**Activity**
This exercise calls for every record to be set down exactly.

**Records shown**
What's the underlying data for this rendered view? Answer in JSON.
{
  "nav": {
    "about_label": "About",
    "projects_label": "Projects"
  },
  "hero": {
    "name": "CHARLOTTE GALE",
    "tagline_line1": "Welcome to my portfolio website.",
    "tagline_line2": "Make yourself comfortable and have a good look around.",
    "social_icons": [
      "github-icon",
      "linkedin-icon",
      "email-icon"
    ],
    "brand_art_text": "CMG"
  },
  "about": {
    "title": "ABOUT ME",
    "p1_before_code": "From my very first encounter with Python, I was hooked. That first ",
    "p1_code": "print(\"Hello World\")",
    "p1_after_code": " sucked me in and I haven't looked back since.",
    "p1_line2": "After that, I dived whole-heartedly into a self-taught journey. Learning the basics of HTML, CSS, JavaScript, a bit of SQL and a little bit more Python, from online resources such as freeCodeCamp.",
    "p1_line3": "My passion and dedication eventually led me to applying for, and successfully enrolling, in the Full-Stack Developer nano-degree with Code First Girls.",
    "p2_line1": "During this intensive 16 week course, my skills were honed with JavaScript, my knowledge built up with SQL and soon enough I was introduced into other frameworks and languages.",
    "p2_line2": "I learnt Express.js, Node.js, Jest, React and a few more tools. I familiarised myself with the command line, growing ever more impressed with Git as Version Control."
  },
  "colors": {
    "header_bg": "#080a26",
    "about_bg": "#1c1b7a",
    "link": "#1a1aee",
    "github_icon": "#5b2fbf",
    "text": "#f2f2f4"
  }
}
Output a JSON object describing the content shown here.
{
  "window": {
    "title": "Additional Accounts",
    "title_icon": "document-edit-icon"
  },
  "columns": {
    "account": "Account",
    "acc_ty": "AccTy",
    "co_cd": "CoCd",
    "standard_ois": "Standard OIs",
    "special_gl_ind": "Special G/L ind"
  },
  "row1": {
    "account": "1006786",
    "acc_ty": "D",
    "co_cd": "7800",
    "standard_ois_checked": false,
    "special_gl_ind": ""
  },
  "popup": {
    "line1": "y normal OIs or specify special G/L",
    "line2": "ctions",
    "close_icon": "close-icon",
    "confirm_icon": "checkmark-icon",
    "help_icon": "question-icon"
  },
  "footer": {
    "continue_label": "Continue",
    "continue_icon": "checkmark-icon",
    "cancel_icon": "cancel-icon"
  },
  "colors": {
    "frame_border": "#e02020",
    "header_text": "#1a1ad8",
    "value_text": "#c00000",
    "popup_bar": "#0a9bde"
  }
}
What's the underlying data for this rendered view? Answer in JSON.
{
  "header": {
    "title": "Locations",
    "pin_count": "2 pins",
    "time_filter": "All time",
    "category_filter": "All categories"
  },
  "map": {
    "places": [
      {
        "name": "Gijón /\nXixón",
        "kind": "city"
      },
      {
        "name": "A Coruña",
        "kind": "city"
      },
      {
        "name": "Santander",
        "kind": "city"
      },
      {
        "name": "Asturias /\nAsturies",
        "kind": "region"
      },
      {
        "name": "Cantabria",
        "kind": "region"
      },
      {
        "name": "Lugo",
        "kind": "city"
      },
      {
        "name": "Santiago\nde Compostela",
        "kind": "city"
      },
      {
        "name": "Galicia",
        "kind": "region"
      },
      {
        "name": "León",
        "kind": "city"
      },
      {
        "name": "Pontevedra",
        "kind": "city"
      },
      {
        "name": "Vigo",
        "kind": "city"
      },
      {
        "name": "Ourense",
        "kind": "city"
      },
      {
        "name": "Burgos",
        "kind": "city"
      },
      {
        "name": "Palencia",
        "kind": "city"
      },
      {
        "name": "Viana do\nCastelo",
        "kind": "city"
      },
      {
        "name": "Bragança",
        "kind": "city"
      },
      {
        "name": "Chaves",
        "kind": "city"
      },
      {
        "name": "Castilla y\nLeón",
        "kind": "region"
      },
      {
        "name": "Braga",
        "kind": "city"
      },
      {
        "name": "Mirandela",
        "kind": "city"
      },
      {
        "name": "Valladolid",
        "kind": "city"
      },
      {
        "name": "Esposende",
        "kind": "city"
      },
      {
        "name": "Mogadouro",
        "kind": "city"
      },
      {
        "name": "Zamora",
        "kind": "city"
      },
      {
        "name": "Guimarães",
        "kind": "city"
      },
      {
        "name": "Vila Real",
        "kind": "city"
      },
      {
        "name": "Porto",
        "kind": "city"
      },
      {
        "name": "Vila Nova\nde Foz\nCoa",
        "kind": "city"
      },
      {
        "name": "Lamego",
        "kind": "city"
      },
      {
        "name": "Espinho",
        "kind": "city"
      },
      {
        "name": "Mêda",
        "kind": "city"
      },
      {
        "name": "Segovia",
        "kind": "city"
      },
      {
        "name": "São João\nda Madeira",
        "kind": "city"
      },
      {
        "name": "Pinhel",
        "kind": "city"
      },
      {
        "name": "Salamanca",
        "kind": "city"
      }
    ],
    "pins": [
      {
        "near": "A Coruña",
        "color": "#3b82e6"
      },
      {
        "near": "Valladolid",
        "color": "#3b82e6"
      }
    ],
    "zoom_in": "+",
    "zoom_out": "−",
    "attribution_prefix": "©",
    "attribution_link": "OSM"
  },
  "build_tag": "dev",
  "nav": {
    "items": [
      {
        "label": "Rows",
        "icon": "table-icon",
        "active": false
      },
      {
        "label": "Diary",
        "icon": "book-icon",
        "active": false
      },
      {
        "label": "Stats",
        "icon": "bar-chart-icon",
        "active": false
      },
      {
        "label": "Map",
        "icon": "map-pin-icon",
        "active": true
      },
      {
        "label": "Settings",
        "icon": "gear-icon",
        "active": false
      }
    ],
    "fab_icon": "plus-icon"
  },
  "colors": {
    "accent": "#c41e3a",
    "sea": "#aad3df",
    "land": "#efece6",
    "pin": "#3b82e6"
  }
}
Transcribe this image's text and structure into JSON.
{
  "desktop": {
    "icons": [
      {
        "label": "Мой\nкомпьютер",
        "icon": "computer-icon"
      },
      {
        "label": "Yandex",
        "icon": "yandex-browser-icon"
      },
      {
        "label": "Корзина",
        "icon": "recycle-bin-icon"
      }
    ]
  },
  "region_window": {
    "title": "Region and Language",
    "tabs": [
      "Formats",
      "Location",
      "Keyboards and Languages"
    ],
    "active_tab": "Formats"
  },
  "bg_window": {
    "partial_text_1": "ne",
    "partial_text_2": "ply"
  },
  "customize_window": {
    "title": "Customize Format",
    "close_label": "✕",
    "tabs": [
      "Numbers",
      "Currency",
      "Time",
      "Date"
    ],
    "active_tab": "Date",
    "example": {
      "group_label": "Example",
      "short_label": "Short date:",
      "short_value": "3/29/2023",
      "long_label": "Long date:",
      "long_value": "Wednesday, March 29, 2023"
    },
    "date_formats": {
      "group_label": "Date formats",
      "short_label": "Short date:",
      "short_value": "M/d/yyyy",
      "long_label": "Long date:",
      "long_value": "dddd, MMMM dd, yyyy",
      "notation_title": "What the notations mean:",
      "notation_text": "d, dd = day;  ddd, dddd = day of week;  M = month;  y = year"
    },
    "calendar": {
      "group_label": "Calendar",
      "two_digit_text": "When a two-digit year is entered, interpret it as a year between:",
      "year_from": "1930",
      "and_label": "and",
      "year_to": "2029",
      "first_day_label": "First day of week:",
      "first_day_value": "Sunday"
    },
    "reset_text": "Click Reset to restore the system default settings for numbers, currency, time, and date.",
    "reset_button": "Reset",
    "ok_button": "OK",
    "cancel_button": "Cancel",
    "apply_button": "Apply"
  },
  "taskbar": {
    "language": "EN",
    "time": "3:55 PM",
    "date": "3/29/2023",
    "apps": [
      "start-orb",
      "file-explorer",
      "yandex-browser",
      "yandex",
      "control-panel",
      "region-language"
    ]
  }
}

**Solution for this exercise**
What's the underlying data for this rendered view? Answer in JSON.
{
  "nav": {
    "about_label": "About",
    "projects_label": "Projects"
  },
  "hero": {
    "name": "CHARLOTTE GALE",
    "tagline_line1": "Welcome to my portfolio website.",
    "tagline_line2": "Make yourself comfortable and have a good look around.",
    "social_icons": [
      "github-icon",
      "linkedin-icon",
      "email-icon"
    ],
    "brand_art_text": "CMG"
  },
  "about": {
    "title": "ABOUT ME",
    "p1_before_code": "From my very first encounter with Python, I was hooked. That first ",
    "p1_code": "print(\"Hello World\")",
    "p1_after_code": " sucked me in and I haven't looked back since.",
    "p1_line2": "After that, I dived whole-heartedly into a self-taught journey. Learning the basics of HTML, CSS, JavaScript, a bit of SQL and a little bit more Python, from online resources such as freeCodeCamp.",
    "p1_line3": "My passion and dedication eventually led me to applying for, and successfully enrolling, in the Full-Stack Developer nano-degree with Code First Girls.",
    "p2_line1": "During this intensive 16 week course, my skills were honed with JavaScript, my knowledge built up with SQL and soon enough I was introduced into other frameworks and languages.",
    "p2_line2": "I learnt Express.js, Node.js, Jest, React and a few more tools. I familiarised myself with the command line, growing ever more impressed with Git as Version Control."
  },
  "colors": {
    "header_bg": "#080a26",
    "about_bg": "#1c1b7a",
    "link": "#1a1aee",
    "github_icon": "#5b2fbf",
    "text": "#f2f2f4"
  }
}
Output a JSON object describing the content shown here.
{
  "window": {
    "title": "Additional Accounts",
    "title_icon": "document-edit-icon"
  },
  "columns": {
    "account": "Account",
    "acc_ty": "AccTy",
    "co_cd": "CoCd",
    "standard_ois": "Standard OIs",
    "special_gl_ind": "Special G/L ind"
  },
  "row1": {
    "account": "1006786",
    "acc_ty": "D",
    "co_cd": "7800",
    "standard_ois_checked": false,
    "special_gl_ind": ""
  },
  "popup": {
    "line1": "y normal OIs or specify special G/L",
    "line2": "ctions",
    "close_icon": "close-icon",
    "confirm_icon": "checkmark-icon",
    "help_icon": "question-icon"
  },
  "footer": {
    "continue_label": "Continue",
    "continue_icon": "checkmark-icon",
    "cancel_icon": "cancel-icon"
  },
  "colors": {
    "frame_border": "#e02020",
    "header_text": "#1a1ad8",
    "value_text": "#c00000",
    "popup_bar": "#0a9bde"
  }
}
What's the underlying data for this rendered view? Answer in JSON.
{
  "header": {
    "title": "Locations",
    "pin_count": "2 pins",
    "time_filter": "All time",
    "category_filter": "All categories"
  },
  "map": {
    "places": [
      {
        "name": "Gijón /\nXixón",
        "kind": "city"
      },
      {
        "name": "A Coruña",
        "kind": "city"
      },
      {
        "name": "Santander",
        "kind": "city"
      },
      {
        "name": "Asturias /\nAsturies",
        "kind": "region"
      },
      {
        "name": "Cantabria",
        "kind": "region"
      },
      {
        "name": "Lugo",
        "kind": "city"
      },
      {
        "name": "Santiago\nde Compostela",
        "kind": "city"
      },
      {
        "name": "Galicia",
        "kind": "region"
      },
      {
        "name": "León",
        "kind": "city"
      },
      {
        "name": "Pontevedra",
        "kind": "city"
      },
      {
        "name": "Vigo",
        "kind": "city"
      },
      {
        "name": "Ourense",
        "kind": "city"
      },
      {
        "name": "Burgos",
        "kind": "city"
      },
      {
        "name": "Palencia",
        "kind": "city"
      },
      {
        "name": "Viana do\nCastelo",
        "kind": "city"
      },
      {
        "name": "Bragança",
        "kind": "city"
      },
      {
        "name": "Chaves",
        "kind": "city"
      },
      {
        "name": "Castilla y\nLeón",
        "kind": "region"
      },
      {
        "name": "Braga",
        "kind": "city"
      },
      {
        "name": "Mirandela",
        "kind": "city"
      },
      {
        "name": "Valladolid",
        "kind": "city"
      },
      {
        "name": "Esposende",
        "kind": "city"
      },
      {
        "name": "Mogadouro",
        "kind": "city"
      },
      {
        "name": "Zamora",
        "kind": "city"
      },
      {
        "name": "Guimarães",
        "kind": "city"
      },
      {
        "name": "Vila Real",
        "kind": "city"
      },
      {
        "name": "Porto",
        "kind": "city"
      },
      {
        "name": "Vila Nova\nde Foz\nCoa",
        "kind": "city"
      },
      {
        "name": "Lamego",
        "kind": "city"
      },
      {
        "name": "Espinho",
        "kind": "city"
      },
      {
        "name": "Mêda",
        "kind": "city"
      },
      {
        "name": "Segovia",
        "kind": "city"
      },
      {
        "name": "São João\nda Madeira",
        "kind": "city"
      },
      {
        "name": "Pinhel",
        "kind": "city"
      },
      {
        "name": "Salamanca",
        "kind": "city"
      }
    ],
    "pins": [
      {
        "near": "A Coruña",
        "color": "#3b82e6"
      },
      {
        "near": "Valladolid",
        "color": "#3b82e6"
      }
    ],
    "zoom_in": "+",
    "zoom_out": "−",
    "attribution_prefix": "©",
    "attribution_link": "OSM"
  },
  "build_tag": "dev",
  "nav": {
    "items": [
      {
        "label": "Rows",
        "icon": "table-icon",
        "active": false
      },
      {
        "label": "Diary",
        "icon": "book-icon",
        "active": false
      },
      {
        "label": "Stats",
        "icon": "bar-chart-icon",
        "active": false
      },
      {
        "label": "Map",
        "icon": "map-pin-icon",
        "active": true
      },
      {
        "label": "Settings",
        "icon": "gear-icon",
        "active": false
      }
    ],
    "fab_icon": "plus-icon"
  },
  "colors": {
    "accent": "#c41e3a",
    "sea": "#aad3df",
    "land": "#efece6",
    "pin": "#3b82e6"
  }
}
Transcribe this image's text and structure into JSON.
{
  "desktop": {
    "icons": [
      {
        "label": "Мой\nкомпьютер",
        "icon": "computer-icon"
      },
      {
        "label": "Yandex",
        "icon": "yandex-browser-icon"
      },
      {
        "label": "Корзина",
        "icon": "recycle-bin-icon"
      }
    ]
  },
  "region_window": {
    "title": "Region and Language",
    "tabs": [
      "Formats",
      "Location",
      "Keyboards and Languages"
    ],
    "active_tab": "Formats"
  },
  "bg_window": {
    "partial_text_1": "ne",
    "partial_text_2": "ply"
  },
  "customize_window": {
    "title": "Customize Format",
    "close_label": "✕",
    "tabs": [
      "Numbers",
      "Currency",
      "Time",
      "Date"
    ],
    "active_tab": "Date",
    "example": {
      "group_label": "Example",
      "short_label": "Short date:",
      "short_value": "3/29/2023",
      "long_label": "Long date:",
      "long_value": "Wednesday, March 29, 2023"
    },
    "date_formats": {
      "group_label": "Date formats",
      "short_label": "Short date:",
      "short_value": "M/d/yyyy",
      "long_label": "Long date:",
      "long_value": "dddd, MMMM dd, yyyy",
      "notation_title": "What the notations mean:",
      "notation_text": "d, dd = day;  ddd, dddd = day of week;  M = month;  y = year"
    },
    "calendar": {
      "group_label": "Calendar",
      "two_digit_text": "When a two-digit year is entered, interpret it as a year between:",
      "year_from": "1930",
      "and_label": "and",
      "year_to": "2029",
      "first_day_label": "First day of week:",
      "first_day_value": "Sunday"
    },
    "reset_text": "Click Reset to restore the system default settings for numbers, currency, time, and date.",
    "reset_button": "Reset",
    "ok_button": "OK",
    "cancel_button": "Cancel",
    "apply_button": "Apply"
  },
  "taskbar": {
    "language": "EN",
    "time": "3:55 PM",
    "date": "3/29/2023",
    "apps": [
      "start-orb",
      "file-explorer",
      "yandex-browser",
      "yandex",
      "control-panel",
      "region-language"
    ]
  }
}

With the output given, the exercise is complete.